_WHAT IS EXPECTED_. Your task is to find every line of the data that holds the string "subtitle" and copy it.

_EXERCISE INPUTS_.
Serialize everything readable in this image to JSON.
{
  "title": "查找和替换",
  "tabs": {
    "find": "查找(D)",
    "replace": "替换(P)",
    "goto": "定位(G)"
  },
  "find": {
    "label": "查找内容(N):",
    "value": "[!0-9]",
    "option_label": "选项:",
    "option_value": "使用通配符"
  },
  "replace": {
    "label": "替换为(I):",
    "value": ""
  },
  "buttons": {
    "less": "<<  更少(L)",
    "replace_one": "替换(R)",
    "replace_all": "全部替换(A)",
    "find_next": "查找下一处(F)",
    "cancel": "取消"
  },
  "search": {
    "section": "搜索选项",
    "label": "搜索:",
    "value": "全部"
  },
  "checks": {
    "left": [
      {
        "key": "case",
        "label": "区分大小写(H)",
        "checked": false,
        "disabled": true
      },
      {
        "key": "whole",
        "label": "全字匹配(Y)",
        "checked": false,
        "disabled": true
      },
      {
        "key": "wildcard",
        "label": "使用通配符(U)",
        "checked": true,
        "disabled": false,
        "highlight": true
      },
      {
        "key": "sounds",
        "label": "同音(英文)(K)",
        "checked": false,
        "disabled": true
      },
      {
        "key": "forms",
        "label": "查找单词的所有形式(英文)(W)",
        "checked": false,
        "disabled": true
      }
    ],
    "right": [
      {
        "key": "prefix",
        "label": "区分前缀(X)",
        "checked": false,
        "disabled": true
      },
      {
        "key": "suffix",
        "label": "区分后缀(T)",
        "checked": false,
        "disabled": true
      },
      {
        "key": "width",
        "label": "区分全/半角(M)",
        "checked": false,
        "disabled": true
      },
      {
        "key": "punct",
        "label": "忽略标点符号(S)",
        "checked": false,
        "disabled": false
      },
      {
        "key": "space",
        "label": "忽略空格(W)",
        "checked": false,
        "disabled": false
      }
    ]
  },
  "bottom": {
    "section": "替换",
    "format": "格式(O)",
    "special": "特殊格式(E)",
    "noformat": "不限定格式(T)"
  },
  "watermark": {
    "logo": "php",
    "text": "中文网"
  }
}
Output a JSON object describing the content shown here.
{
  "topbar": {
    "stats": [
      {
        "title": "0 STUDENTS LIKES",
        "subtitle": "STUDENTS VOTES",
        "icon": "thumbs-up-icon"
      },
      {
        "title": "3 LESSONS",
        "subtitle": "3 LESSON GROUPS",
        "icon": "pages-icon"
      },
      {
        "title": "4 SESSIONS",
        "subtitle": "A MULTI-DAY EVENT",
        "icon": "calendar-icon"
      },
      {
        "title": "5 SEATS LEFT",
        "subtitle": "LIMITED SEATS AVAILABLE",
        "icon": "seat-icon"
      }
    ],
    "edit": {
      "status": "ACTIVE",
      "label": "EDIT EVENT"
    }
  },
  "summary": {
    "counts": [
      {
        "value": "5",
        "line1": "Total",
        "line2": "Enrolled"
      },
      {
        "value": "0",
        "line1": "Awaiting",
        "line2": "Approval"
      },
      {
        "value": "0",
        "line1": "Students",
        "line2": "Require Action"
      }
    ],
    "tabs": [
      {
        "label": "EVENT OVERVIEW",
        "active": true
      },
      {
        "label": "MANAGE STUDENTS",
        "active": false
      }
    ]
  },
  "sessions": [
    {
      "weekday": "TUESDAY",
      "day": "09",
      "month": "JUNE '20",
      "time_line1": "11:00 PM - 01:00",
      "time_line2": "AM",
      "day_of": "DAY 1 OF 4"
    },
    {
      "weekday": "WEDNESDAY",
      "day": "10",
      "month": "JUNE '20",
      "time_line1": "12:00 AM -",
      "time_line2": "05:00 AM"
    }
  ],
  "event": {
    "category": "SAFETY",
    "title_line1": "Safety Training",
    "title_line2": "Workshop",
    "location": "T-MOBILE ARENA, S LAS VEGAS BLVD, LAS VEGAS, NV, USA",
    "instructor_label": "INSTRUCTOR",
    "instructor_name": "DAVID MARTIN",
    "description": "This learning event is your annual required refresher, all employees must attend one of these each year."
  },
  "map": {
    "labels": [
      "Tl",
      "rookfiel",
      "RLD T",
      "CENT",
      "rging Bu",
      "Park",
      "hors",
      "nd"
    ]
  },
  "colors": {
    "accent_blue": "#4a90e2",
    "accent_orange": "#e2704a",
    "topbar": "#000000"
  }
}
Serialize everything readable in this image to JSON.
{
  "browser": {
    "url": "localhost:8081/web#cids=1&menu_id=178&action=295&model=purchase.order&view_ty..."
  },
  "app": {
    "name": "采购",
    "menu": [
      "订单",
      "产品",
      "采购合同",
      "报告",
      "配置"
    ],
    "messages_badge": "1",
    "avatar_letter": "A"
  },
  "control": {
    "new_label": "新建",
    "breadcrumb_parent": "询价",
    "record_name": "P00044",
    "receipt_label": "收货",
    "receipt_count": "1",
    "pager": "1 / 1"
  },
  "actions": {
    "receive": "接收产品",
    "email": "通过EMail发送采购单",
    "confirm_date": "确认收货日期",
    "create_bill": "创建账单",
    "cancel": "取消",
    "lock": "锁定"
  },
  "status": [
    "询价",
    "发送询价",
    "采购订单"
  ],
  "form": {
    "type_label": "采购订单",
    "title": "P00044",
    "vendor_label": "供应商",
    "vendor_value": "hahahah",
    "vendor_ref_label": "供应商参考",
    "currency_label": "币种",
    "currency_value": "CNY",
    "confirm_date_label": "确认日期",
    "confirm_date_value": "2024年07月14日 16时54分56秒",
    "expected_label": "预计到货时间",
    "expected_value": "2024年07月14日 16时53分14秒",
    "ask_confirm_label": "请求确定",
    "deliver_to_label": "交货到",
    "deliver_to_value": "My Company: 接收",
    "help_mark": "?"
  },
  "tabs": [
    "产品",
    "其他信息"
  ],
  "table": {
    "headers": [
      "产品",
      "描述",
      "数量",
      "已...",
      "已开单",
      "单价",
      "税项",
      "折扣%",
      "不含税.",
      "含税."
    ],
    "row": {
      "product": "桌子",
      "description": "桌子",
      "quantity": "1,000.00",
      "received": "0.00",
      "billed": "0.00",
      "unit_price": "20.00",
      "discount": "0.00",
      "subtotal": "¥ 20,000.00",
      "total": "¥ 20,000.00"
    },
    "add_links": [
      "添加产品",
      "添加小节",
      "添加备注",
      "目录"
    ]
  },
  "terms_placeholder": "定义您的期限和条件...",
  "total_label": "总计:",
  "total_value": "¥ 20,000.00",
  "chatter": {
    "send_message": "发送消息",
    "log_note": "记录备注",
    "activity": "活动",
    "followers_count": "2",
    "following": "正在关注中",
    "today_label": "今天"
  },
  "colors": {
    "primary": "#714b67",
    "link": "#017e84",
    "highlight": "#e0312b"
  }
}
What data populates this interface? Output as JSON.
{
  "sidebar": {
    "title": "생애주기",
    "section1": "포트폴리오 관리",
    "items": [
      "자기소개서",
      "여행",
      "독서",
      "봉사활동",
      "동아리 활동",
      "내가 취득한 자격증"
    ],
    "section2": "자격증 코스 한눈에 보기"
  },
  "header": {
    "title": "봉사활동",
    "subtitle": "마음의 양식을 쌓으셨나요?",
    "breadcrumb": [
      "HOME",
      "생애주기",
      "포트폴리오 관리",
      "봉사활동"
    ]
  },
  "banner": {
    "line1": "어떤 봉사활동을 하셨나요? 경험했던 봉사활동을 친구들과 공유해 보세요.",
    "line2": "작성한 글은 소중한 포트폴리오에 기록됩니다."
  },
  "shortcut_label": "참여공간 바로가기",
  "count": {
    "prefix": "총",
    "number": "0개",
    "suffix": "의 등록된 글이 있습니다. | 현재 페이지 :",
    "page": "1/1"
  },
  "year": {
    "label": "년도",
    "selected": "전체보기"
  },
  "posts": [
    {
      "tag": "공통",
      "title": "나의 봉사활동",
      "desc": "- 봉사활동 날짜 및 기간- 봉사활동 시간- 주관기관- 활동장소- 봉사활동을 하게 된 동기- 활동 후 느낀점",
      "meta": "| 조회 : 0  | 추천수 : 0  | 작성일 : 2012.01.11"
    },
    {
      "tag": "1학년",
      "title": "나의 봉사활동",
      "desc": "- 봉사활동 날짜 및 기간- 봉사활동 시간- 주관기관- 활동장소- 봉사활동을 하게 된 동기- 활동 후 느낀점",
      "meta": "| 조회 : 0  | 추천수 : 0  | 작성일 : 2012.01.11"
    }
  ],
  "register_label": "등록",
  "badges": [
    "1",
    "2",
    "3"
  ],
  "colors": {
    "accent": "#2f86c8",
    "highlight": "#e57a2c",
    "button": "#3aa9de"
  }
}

_EXPECTED OUTPUT_.
        "subtitle": "STUDENTS VOTES",
        "subtitle": "3 LESSON GROUPS",
        "subtitle": "A MULTI-DAY EVENT",
        "subtitle": "LIMITED SEATS AVAILABLE",
    "subtitle": "마음의 양식을 쌓으셨나요?",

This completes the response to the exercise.